Shure: The best?
This Q&A at the Shure site is interesting because the company rep actually backs away from declaring its industry standard microphone “the best.”

Question: I was just wondering, the sm57 seams to be the mic that most artists use for their Guitar Cabinet, but is it really the best mic for that or is it just that it’s been such a classical model so long that they just presume that its the best and therefore use it? I mean the technology must have gone forward since it was first released?

There is never a “best” microphone. Is there a “best guitar amp”? Is there a “best guitar”? The selection of a mic, guitar amp, or guitar is subjective. It is what appeals to your ear that is important. Many artists prefer the sound of the SM57 for miking a guitar amp, thus its popularity.

“I mean the technology must have gone forward since it was first released?”
The SM57 has been internally improved in many ways over the years, but the styling has stayed the same because customers like it. Some styles are classics: Marshall amps, Fender Telecaster, Gibson Les Paul, Shure SM57 and SM58. Why change if it a model is successful?

Steven Berlin Johnson: Insane, etc.
At author Steven Berlin Johnson’s site, he provides snappy and straightforward summaries for each of his books. The kind of unique p.o.v. stands out from the accurate but dry summaries you usually see.

Everything Bad Is Good for You: How Today’s Popular Culture Is Actually Making Us Smarter
The title says it all. This one sparked a slightly insane international conversation about the state of pop culture—and particularly games. There were more than a few dissenters, but the response was more positive than I had expected. And it got me on The Daily Show, which made it all worthwhile.

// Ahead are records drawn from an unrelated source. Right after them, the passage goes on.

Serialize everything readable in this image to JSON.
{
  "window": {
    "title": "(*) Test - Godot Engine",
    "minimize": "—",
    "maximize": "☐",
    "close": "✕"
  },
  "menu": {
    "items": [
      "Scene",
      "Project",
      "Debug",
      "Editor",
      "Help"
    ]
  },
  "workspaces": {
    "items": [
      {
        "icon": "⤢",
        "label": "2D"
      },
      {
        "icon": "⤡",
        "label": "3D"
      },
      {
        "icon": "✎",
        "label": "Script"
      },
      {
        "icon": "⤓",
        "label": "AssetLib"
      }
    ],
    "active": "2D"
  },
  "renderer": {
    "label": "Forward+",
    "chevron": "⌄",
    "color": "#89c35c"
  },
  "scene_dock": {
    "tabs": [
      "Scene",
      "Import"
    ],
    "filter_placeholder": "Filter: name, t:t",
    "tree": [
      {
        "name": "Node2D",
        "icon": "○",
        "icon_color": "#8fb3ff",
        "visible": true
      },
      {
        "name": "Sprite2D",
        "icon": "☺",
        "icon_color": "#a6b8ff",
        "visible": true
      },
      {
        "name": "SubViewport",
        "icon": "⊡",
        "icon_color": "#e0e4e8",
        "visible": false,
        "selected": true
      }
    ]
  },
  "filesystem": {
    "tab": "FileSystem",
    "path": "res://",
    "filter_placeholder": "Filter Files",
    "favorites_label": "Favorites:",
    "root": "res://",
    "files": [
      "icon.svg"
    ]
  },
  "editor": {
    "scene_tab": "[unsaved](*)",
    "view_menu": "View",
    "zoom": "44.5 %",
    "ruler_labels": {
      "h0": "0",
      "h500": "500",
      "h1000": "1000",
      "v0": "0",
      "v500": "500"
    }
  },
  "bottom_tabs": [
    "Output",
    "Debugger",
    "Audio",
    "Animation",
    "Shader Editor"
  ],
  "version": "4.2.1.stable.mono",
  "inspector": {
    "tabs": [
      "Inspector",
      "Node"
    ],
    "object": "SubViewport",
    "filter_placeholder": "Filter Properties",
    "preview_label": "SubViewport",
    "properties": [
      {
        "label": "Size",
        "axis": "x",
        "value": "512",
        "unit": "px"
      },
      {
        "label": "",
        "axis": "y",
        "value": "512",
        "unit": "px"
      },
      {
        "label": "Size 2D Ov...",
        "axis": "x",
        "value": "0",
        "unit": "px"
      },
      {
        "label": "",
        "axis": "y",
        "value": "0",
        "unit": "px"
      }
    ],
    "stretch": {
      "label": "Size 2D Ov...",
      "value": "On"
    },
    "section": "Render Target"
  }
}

Emergence: The Connected Lives of Ants, Brains, Cities, and Software
The story of bottom-up intelligence, from slime mold to Slashdot. Probably the most critically well-received of all my books, and the one that has influenced the most eclectic mix of fields: political campaigns, web business models, urban planning, the war on terror.

TriTours: Asking the ugly questions
Usually, travel sites just give you hype. That’s why a site like TriTours stands out. It has a Morocco FAQ page that deals honestly with topics that might concern potential tourists. Here are the questions at the “Safety and health” section.

Is Morocco safe for Americans?
Is it safe for a woman to travel alone in Morocco?
Is it safe for a Jew to travel to Morocco?
Should I get any vaccinations before I travel to Morocco?
Can I drink tap water in Morocco?
Are Morocco’s beaches safe to swim?
Is it safe to hitchhike in Morocco?
Is it a good idea to travel to Morocco with children?

Maybe more FAQs should address fears instead of hyping the sunny side of things.

Design Observer: What if I told the truth?
In This is My Process, Michael Bierut wonders, “What would happen, I wonder, if I actually told the truth about what happens in a design process?”

When I do a design project, I begin by listening carefully to you as you talk about your problem and read whatever background material I can find that relates to the issues you face. If you’re lucky, I have also accidentally acquired some firsthand experience with your situation. Somewhere along the way an idea for the design pops into my head from out of the blue. I can’t really explain that part; it’s like magic. Sometimes it even happens before you have a chance to tell me that much about your problem! Now, if it’s a good idea, I try to figure out some strategic justification for the solution so I can explain it to you without relying on good taste you may or may not have. Along the way, I may add some other ideas, either because you made me agree to do so at the outset, or because I’m not sure of the first idea. At any rate, in the earlier phases hopefully I will have gained your trust so that by this point you’re inclined to take my advice. I don’t have any clue how you’d go about proving that my advice is any good except that other people — at least the ones I’ve told you about — have taken my advice in the past and prospered. In other words, could you just sort of, you know…trust me?